  57. The Economist. 2005. Ears of Plenty: vol 377, no 8458.Decmeber 24, 2005. The Economist Newspapers Limited.Google Scholar
  58. Transeau, E. N. (1926). The accumulation of energy by plants. Ohio Journal of Science, 26, 1–10.Google Scholar
  59. Trapp, S., and Christiansen, H. 2003. Phytoremediation of cyanide-polluted soils, In, McCutcheon, S.C., and Schnoor, J.L. (eds), Phytoremediation: Transformation and Control of Contaminants. John Wiley & Sons, Hoboken, NJ; 829–862.Google Scholar
  60. U.S. Environmental Protection Agency. 1994. Land application of sewage sludge – A guide for land appliers on the requirements of the Federal Standards for the use or disposal of Sewage sludge, 40 CFR Part 503: EPA/831–B–93–002b.Google Scholar
  61. U.S. Environmental Protection Agency. 1995. Standards for the use and disposal of sewage sludge, 40 CFR Part 503. February 19, 1993, and amendments dated February 25, 1994, October 25, 1995.Google Scholar
  62. Van der Lelie, D., Schwitzguebel, J-P., Glass, D.J., Vangronsveld, J., and Baker, A. 2001. Assessing phytoremediation’s progress in the United States and Europe: Environmental Science & Technology (35): 447A–452A.Google Scholar
  63. Van Doren, M. (1955). Travels of William Bartram. New York, NY: Dover publications, Inc.Google Scholar
  64. Walton, B. T., & Anderson, T. A. (1992). Plant-microbe treatment systems for toxic waste. Biotechnology, 3, 267–270.Google Scholar
  65. Wardsman, P., & Candeias, L. P. (1996). Fenton Centennial Symposium. Fenton Chemistry: An Introduction: Radiation Research, 145, 523–531.Google Scholar
  66. Westbrooks, R.G., and Preacher, J.W. 1986. Poisonous plants of eastern North America: University of South Carolina Press, 226 p.Google Scholar
  67. Whittaker, R. H., & Feeny, P. P. (1971). Allelochemics: chemical interactions between species. Science, 171, 757–770.CrossRefGoogle Scholar
  68. Wickliff, C., and Fletcher, J.S. 1991. Tissue culture as a method for evaluating the biotransformation of xenobiotics by plants: In Plants for Toxicity Assessment: Second Volume. ASTM STP 1115. J.W. Gorsuch, W.R. Lower, W. Wang, and M.A. Lewis, (eds.) American Society for Testing and Materials. Philadelphia, PA.:250–257.Google Scholar
  69. Willstätter, R., and Stoll, A. 1913. Untersuchung über Chlorophyllen, methoden, und ergebnisse: Julius Springer, Berlin.Google Scholar
  70. Zogorski, J.S., Carter, J.M., Ivahnenko, T., Lapham, W.W., Moran, M.J., Rowe, B.L., Squillace, P.J., and Toccalino, P.L. 2006. The quality of our Nation’s waters- volatile organic compounds in the Nation’s ground water and drinking-water supply wells: U.S. Geological Survey Circular 1292, 101 p.Google Scholar
  71. Larsen, M., & Trapp, S. (2006). Uptake of iron cyanide complexes into willow trees. Environmental Science & Technology, 40, 1956–1961.CrossRefGoogle Scholar
  72. Mahler, B. J., Van Metre, P. C., Bashara, T. J., Wilson, J. T., & Johns, D. A. (2005). Parking lot sealcoat: An unrecognized source of urban polycyclic aromatic hydrocarbons. Environmental Science & Technology, 39, 5560–5566.CrossRefGoogle Scholar

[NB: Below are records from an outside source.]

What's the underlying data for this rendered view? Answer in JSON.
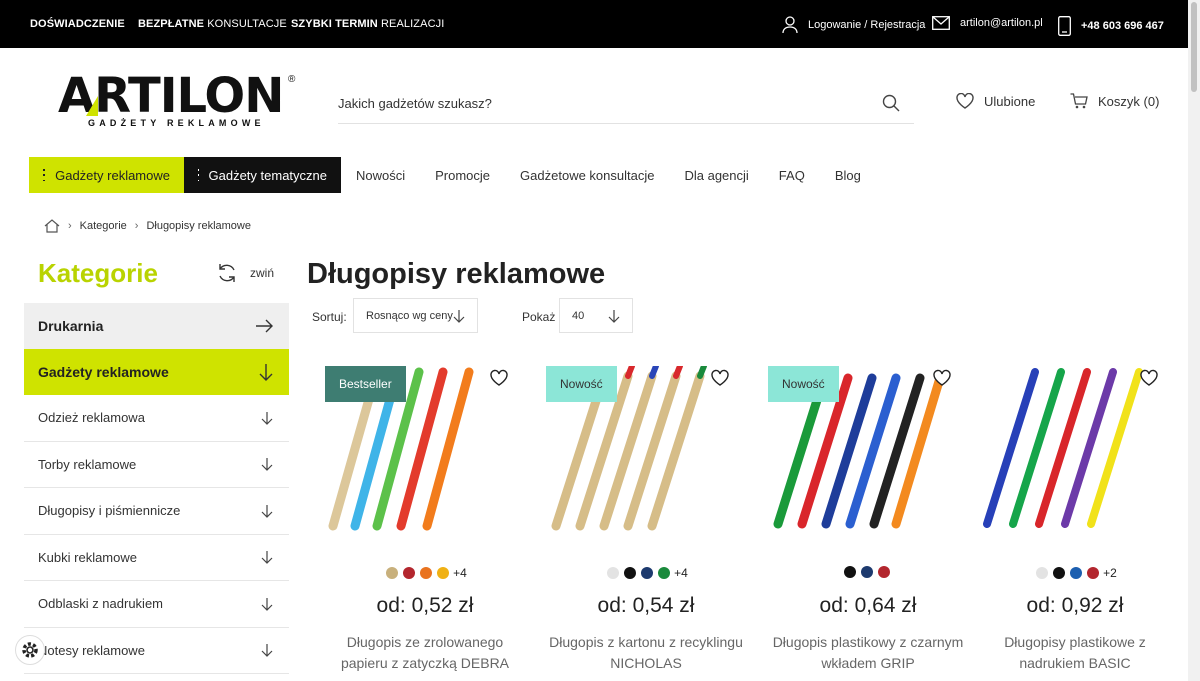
{
  "topbar": {
    "links": [
      {
        "bold": "DOŚWIADCZENIE",
        "light": ""
      },
      {
        "bold": "BEZPŁATNE",
        "light": " KONSULTACJE"
      },
      {
        "bold": "SZYBKI TERMIN",
        "light": " REALIZACJI"
      }
    ],
    "login": "Logowanie / Rejestracja",
    "email": "artilon@artilon.pl",
    "phone": "+48 603 696 467"
  },
  "logo": {
    "word": "ARTILON",
    "reg": "®",
    "tagline": "GADŻETY REKLAMOWE"
  },
  "search": {
    "placeholder": "Jakich gadżetów szukasz?"
  },
  "header": {
    "favorites": "Ulubione",
    "cart": "Koszyk (0)"
  },
  "nav": {
    "cat_lime": "Gadżety reklamowe",
    "cat_dark": "Gadżety tematyczne",
    "items": [
      "Nowości",
      "Promocje",
      "Gadżetowe konsultacje",
      "Dla agencji",
      "FAQ",
      "Blog"
    ]
  },
  "breadcrumb": {
    "items": [
      "Kategorie",
      "Długopisy reklamowe"
    ]
  },
  "sidebar": {
    "title": "Kategorie",
    "collapse": "zwiń",
    "items": [
      "Drukarnia",
      "Gadżety reklamowe",
      "Odzież reklamowa",
      "Torby reklamowe",
      "Długopisy i piśmiennicze",
      "Kubki reklamowe",
      "Odblaski z nadrukiem",
      "Notesy reklamowe"
    ]
  },
  "main": {
    "title": "Długopisy reklamowe",
    "sort_label": "Sortuj:",
    "sort_value": "Rosnąco wg ceny",
    "show_label": "Pokaż",
    "show_value": "40"
  },
  "products": [
    {
      "badge": "Bestseller",
      "swatches": [
        "#c8b07c",
        "#b3262e",
        "#e9731f",
        "#f0b114"
      ],
      "more": "+4",
      "price": "od: 0,52 zł",
      "name": "Długopis ze zrolowanego papieru z zatyczką DEBRA"
    },
    {
      "badge": "Nowość",
      "swatches": [
        "#e3e3e3",
        "#111111",
        "#1d3a6e",
        "#1a8a3c"
      ],
      "more": "+4",
      "price": "od: 0,54 zł",
      "name": "Długopis z kartonu z recyklingu NICHOLAS"
    },
    {
      "badge": "Nowość",
      "swatches": [
        "#111111",
        "#1d3a6e",
        "#b3262e"
      ],
      "more": "",
      "price": "od: 0,64 zł",
      "name": "Długopis plastikowy z czarnym wkładem GRIP"
    },
    {
      "badge": "",
      "swatches": [
        "#e3e3e3",
        "#111111",
        "#1c5fb0",
        "#b3262e"
      ],
      "more": "+2",
      "price": "od: 0,92 zł",
      "name": "Długopisy plastikowe z nadrukiem BASIC"
    }
  ]
}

Copyright information

© Springer Science+Business Media B.V. 2012

Authors and Affiliations

  1. 1.South Carolina Water Science CenterU.S. Geological SurveyColumbiaUSA

Personalised recommendations